George Jonas

Biography

George Jonas was born in Budapest, Hungary, in 1935. He is the son of Dr. Georg M. Hübsch, a lawyer, composer, and former member of the Viennese State Opera, and Magda Hübsch, both deceased.

After attending the Lutheran Gymnasium between 1945 and 1954, Jonas worked briefly as a program editor for Radio Budapest. Following the Hungarian uprising of 1956, he emigrated to Canada. He became a script editor (1962), and later TV producer (1971), for the Canadian Broadcasting Corporation, where he worked until 1985. Since then he has been a freelance journalist, writer, and TV producer based in Toronto. In 2005 he has been appointed Senior Policy Advisor to the Aurea Foundation.

In addition to 15 books, some of which have become national and international bestsellers, Jonas has written three works for live stage (The European Lover, a one-act opera, with music by Tibor Polgar, directed by Leon Major, first performed in 1965; The Glove, a one-act opera, with music by Tibor Polgar, directed by Alan Lunn, first performed in 1973, and Pushkin, a full-length stage play, directed by Marion Andre, first performed in 1979). Jonas has also written and/or produced and/or directed over 200 dramas and documentary dramas for the Canadian Broadcasting Corporation, including the award-winning radio and TV series, The Scales of Justice (1981-1996). A film, Sword of Gideon, based on Jonas's book Vengeance, was directed by Michael Anderson and featured Michael York, Colleen Dewhurst, Lino Ventura, and Rod Steiger. Another film, Munich, directed by Steven Spielberg and starring Eric Bana, was nominated for five Academy Awards for 2005.

Jonas has contributed features, reviews, columns, poetry as well as aviation and motorsport journalism to many Canadian periodicals and newspapers; also to such U.S. and British publications and wire services as the Daily Telegraph, Saturday Review, the National Review, The Wall Street Journal, The National Interest, The Chicago Sun-Times, the Middle East Quarterly, and United Press International. He has been a contributing editor and columnist for The Canadian Lawyer; past contributing editor of Toronto Life, and past weekly columnist for the Toronto Sun (1981-2001).

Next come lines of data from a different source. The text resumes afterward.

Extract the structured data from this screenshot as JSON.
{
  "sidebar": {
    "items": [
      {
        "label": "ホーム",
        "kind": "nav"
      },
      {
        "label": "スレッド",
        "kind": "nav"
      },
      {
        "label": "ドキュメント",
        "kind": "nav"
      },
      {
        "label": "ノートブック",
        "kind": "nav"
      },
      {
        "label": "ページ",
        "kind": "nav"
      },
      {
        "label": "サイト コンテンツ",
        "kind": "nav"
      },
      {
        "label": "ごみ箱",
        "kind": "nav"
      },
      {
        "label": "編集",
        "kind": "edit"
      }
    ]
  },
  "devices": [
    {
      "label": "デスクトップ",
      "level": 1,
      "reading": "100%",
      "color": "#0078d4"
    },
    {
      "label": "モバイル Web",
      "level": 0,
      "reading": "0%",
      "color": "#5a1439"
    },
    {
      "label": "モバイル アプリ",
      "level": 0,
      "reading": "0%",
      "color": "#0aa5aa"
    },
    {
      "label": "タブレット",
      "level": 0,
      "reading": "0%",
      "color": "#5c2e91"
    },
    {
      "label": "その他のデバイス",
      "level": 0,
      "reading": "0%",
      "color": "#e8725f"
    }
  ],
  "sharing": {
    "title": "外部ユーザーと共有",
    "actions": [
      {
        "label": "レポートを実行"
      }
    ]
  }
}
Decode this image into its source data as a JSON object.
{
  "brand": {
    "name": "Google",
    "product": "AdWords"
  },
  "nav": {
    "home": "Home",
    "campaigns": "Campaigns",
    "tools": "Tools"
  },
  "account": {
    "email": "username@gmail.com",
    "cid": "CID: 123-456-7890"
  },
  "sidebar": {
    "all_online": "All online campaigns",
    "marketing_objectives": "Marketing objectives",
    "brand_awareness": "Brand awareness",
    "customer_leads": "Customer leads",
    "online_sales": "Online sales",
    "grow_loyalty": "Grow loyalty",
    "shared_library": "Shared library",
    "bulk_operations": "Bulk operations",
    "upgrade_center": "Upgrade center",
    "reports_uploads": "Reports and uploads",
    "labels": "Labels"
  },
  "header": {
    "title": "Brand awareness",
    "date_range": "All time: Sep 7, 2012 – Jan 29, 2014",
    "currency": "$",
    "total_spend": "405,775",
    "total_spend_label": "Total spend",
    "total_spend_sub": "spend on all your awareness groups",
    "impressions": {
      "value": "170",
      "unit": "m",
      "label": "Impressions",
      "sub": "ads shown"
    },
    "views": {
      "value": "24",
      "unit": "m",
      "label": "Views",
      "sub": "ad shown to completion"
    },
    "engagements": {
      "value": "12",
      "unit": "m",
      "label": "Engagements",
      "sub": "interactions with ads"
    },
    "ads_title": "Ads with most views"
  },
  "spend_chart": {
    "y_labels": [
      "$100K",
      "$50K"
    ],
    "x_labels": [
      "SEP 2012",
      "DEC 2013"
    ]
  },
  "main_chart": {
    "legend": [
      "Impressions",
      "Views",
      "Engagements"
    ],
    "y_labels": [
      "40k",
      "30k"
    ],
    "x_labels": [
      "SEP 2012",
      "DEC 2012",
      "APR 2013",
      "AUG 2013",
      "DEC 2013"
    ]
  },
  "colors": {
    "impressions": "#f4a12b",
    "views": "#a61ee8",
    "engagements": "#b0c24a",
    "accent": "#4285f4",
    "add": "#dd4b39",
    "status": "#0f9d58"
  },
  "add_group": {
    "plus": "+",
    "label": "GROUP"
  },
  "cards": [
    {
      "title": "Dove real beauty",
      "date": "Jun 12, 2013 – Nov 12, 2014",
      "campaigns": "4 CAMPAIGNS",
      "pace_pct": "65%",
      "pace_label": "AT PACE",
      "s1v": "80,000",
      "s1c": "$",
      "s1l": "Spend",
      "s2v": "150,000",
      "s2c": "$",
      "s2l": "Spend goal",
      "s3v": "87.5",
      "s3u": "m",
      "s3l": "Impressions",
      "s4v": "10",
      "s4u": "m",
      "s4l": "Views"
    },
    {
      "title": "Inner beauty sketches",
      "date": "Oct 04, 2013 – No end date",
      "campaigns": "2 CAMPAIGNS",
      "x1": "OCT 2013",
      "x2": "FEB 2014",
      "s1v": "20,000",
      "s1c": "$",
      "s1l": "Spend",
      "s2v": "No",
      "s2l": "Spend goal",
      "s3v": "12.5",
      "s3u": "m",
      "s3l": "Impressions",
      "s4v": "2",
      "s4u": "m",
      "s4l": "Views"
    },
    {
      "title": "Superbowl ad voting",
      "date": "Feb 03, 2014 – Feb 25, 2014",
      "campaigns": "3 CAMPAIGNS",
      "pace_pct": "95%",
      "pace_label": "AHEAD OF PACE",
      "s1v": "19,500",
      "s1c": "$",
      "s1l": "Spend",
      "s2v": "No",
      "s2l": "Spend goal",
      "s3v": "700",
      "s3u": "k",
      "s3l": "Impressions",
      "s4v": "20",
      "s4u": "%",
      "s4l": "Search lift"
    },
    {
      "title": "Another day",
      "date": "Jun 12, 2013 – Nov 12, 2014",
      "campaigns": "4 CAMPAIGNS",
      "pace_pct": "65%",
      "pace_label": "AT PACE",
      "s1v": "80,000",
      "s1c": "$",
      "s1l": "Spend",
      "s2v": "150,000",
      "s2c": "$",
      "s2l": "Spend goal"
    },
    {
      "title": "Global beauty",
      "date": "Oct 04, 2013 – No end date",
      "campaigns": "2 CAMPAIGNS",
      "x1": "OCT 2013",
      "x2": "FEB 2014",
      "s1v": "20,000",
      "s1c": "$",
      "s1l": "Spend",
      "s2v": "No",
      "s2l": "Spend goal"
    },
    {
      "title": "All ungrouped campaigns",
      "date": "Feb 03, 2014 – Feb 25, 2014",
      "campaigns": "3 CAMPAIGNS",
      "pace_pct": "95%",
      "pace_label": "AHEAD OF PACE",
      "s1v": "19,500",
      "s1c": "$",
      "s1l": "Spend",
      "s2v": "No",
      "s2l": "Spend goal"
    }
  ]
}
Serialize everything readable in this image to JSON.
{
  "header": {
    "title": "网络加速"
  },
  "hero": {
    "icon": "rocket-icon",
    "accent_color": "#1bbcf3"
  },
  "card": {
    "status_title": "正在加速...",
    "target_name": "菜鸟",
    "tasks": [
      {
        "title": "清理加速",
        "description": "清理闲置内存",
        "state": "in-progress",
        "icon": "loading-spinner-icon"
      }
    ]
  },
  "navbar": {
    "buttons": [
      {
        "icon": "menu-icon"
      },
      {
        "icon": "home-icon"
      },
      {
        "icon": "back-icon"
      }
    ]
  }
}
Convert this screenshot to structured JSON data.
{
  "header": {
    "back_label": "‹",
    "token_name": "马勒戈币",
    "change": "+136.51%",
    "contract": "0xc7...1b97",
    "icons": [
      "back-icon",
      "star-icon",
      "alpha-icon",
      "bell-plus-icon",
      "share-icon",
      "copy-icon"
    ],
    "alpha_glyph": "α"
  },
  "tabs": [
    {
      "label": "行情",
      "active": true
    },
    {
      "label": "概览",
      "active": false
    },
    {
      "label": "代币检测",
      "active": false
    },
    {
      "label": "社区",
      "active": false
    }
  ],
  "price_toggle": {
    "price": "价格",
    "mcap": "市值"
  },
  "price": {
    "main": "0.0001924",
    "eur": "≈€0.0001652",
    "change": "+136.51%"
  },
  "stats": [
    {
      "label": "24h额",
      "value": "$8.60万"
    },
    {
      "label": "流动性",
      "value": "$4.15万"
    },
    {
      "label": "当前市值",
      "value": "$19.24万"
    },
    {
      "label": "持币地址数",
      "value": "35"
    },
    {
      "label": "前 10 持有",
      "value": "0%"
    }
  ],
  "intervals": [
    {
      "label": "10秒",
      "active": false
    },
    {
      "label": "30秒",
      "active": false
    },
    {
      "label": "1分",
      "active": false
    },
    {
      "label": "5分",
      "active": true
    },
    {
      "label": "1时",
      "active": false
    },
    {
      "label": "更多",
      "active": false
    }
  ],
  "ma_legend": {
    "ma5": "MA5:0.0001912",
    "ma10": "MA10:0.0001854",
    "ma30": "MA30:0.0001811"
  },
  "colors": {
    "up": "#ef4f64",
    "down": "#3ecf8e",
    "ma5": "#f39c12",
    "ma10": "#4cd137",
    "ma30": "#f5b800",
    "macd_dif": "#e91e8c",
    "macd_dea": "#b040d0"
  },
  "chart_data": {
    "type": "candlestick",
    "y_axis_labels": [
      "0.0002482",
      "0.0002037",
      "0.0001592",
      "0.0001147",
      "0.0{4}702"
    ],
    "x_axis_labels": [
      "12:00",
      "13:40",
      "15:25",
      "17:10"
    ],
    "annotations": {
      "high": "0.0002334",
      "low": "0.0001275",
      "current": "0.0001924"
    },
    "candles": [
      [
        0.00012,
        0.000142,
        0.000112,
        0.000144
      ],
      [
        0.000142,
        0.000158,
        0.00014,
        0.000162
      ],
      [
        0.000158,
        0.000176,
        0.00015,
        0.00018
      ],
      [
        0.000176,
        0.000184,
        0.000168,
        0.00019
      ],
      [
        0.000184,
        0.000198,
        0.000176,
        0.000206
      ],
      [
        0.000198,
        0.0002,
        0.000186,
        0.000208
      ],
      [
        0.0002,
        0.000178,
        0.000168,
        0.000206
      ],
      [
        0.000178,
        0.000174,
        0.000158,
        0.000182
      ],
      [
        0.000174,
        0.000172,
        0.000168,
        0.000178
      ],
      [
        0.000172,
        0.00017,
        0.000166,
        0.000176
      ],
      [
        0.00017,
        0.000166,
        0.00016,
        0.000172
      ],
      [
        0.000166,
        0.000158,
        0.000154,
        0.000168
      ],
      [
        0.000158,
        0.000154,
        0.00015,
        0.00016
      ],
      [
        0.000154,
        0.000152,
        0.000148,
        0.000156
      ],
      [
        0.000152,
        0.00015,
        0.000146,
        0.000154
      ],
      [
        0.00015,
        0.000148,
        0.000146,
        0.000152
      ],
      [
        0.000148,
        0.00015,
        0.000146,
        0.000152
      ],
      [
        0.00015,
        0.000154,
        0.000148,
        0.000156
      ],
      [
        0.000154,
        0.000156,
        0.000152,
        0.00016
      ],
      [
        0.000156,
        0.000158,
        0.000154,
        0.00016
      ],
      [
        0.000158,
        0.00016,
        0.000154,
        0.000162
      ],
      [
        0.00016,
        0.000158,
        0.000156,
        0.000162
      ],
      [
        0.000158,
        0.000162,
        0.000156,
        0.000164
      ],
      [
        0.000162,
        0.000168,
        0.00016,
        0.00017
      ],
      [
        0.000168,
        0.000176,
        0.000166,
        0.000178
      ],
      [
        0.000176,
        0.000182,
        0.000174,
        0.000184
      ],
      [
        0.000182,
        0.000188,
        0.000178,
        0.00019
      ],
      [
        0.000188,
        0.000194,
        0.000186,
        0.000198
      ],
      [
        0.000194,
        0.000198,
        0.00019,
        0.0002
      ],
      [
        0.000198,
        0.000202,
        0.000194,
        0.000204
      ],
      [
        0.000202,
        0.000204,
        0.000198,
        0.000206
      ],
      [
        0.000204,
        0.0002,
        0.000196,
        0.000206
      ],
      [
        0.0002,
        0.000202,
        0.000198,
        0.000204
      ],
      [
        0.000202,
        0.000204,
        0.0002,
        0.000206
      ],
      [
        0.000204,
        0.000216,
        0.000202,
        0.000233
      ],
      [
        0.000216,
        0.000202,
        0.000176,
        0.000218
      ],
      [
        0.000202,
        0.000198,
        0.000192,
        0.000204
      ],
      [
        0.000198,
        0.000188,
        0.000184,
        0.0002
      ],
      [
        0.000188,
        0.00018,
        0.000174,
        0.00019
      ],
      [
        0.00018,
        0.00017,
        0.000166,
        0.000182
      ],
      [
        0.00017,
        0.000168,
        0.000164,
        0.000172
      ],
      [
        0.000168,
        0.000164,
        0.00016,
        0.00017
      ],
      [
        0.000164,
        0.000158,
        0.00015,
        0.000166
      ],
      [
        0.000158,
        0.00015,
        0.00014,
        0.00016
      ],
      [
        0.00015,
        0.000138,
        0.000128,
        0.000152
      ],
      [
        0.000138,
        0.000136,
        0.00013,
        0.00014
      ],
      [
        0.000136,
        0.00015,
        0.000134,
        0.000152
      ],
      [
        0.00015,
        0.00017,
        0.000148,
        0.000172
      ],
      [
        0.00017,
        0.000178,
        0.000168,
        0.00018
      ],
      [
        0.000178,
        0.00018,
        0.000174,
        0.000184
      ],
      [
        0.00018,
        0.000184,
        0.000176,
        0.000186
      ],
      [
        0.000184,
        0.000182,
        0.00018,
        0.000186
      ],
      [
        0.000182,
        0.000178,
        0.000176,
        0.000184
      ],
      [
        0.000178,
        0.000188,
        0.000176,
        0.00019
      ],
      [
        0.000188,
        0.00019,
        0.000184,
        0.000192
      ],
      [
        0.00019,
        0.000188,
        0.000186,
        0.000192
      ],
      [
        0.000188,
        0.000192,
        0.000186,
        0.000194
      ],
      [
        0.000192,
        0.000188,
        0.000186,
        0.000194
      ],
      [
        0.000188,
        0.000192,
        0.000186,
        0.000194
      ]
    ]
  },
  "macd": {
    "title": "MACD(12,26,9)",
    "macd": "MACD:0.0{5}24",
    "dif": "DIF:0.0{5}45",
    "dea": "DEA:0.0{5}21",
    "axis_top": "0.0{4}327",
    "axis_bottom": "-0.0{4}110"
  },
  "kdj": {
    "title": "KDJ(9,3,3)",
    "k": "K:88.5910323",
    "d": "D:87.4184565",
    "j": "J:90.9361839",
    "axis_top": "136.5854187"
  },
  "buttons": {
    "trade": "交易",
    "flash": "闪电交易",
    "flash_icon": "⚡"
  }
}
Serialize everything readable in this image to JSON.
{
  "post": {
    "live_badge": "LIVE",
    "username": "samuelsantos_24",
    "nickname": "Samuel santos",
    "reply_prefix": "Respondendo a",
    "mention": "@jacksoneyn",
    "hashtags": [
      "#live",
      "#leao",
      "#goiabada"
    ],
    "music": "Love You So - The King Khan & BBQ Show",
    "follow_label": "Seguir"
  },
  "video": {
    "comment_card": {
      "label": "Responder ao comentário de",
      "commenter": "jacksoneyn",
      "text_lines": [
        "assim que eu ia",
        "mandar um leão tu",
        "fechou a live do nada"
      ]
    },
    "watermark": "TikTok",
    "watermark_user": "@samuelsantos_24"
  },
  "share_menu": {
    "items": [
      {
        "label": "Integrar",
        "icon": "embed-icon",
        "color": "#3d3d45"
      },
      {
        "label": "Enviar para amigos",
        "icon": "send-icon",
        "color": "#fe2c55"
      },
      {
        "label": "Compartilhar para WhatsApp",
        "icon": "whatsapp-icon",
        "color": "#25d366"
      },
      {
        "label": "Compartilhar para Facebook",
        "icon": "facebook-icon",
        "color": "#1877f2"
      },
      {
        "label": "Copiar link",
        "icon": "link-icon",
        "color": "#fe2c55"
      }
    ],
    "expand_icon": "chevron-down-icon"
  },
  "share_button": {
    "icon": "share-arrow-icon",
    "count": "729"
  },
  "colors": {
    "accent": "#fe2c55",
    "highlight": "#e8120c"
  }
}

Currently Jonas is a twice-weekly columnist for the National Post. His most recent books are, Beethoven's Mask: Notes on My Life and Times, published by Key Porter Books in 2005, and a collection of essays, Reflections on Islam, released by Key Porter Books in 2007. His most current collection, published by Cormorant Books in the fall of 2011, is a cavalcade of poetry, biography, autobiography and irreverent literary history, called The Jonas Variations: A Literary Séance. He is at work on his next book of fiction, which he calls Me, A Novel.

Awards:

  • "Edgar Allan Poe" Award for Best Fact Crime Book for By Persons Unknown, Mystery Writers of America. (New York, 1978.)
  • "Nelly" Award (twice) for Best Canadian Radio Program for The Scales of Justice, A.C.T.R.A. and Texaco. (Toronto, 1983 and 1986.)
  • "Gabriel" Award for Best Radio Entertainment Program in North America for The Scales of Justice. (San Antonio, Texas,1985.)
  • Gold Medal, New York International Radio Festival, for The Scales of Justice. (New York, 1986.)
  • Inaugural "Scales of Justice" Award, Law Reform Commission and the Canadian Bar Association, for The Scales of Justice. (Ottawa, 1986.)
  • Periodical Distributors of Canada "Author's Award" (three times) for Best Paperback Book for By Persons Unknown (Toronto, 1978); Vengeance (Ottawa, 1985); and for Personality Feature ("The Nice Man Cometh," Toronto Life, 1987.)
  • International World of Motorcycling "Max Award" (twice) for motorsport journalism and for A Passion Observed. (Toronto, 1980 and 1989.)
  • National Magazine Award for journalism (three times) for "Legally Bombed," Saturday Night, 1991; "The Spielberg Massacre," Maclean's Magazine, 2006; and "Meditations on Israel," Queen's Quarterly, 2007.
  • "Gemini" Award (twice) for Best TV Movie for Regina vs. Nelles, The Scales of Justice, and for Best Short Dramatic Program for Regina vs. Stewart, The Scales of Justice, Academy of Canadian Cinema and Television. (Toronto, 1993.)